First, you must choose what kind of song you want to write. Even within pop, you have plenty of options from which to choose. Will it be a big ballad, slow and gentle, fast and dancey, or low key. This can always change as you’re writing it but it’s good to have an idea in your mind from the start. Then start to come up with different ideas for different sections and start looking at piecing it together.
It’s best to sit down with a piano to start writing your pop song. You’ll be able to create chords with one hand and experiment with melodies on the other. It doesn’t have to be a massive grand piano. You can use a keyboard or keyboard controller that can play the piano through your computer. This will typically be through a Digital Audio Workstation (DAW). If you want to know more about DAWs then you might want to do some research on home recording studios.
What makes a pop song successful?

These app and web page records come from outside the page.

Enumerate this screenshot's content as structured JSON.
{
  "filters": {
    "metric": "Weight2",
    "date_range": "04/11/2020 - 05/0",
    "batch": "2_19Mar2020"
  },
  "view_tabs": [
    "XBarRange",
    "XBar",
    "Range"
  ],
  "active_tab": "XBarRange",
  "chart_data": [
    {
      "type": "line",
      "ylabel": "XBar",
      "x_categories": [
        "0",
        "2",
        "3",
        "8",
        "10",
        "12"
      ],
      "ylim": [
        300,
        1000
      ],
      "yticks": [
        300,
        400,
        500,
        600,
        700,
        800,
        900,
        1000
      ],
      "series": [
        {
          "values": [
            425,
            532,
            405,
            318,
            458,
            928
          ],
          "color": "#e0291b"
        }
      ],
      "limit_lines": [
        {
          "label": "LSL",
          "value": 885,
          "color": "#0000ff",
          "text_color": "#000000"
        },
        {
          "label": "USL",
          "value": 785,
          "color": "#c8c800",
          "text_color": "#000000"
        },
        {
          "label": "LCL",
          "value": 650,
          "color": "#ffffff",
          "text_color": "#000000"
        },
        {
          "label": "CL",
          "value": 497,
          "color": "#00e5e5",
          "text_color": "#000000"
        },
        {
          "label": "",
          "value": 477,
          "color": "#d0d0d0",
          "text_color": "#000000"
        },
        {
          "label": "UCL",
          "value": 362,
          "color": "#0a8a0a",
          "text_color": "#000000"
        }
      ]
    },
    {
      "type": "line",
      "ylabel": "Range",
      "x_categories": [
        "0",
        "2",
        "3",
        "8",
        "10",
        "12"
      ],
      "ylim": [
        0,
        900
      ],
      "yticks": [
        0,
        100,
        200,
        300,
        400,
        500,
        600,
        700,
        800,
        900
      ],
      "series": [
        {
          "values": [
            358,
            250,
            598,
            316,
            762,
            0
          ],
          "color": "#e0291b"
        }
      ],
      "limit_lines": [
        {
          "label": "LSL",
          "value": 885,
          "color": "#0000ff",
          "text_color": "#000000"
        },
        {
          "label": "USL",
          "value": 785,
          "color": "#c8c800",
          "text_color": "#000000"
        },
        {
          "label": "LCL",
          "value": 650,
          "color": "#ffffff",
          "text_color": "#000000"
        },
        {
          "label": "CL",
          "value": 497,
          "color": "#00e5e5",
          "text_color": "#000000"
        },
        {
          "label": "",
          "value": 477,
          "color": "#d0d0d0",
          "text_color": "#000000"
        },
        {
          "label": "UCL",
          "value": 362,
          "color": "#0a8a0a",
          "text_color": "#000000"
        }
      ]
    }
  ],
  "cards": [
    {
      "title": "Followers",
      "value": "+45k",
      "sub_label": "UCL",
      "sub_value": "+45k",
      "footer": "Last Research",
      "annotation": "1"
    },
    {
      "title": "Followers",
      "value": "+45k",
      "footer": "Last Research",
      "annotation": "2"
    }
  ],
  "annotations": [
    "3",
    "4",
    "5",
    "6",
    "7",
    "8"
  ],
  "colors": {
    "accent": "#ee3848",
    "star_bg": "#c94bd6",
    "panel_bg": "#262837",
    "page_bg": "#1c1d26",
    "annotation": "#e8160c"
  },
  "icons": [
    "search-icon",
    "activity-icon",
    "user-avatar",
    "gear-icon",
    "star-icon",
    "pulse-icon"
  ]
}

A catchy song is one that sticks in the minds of its listeners. And that’s the song that sells, both directly to fans and to companies who might pay to use your tunes. The catchiness of a song is dependent on how easy it is to remember and how it makes someone feel. The song doesn’t even have to be played for it to get stuck in someone’s head and even humming it can cause it to spread from one person to another.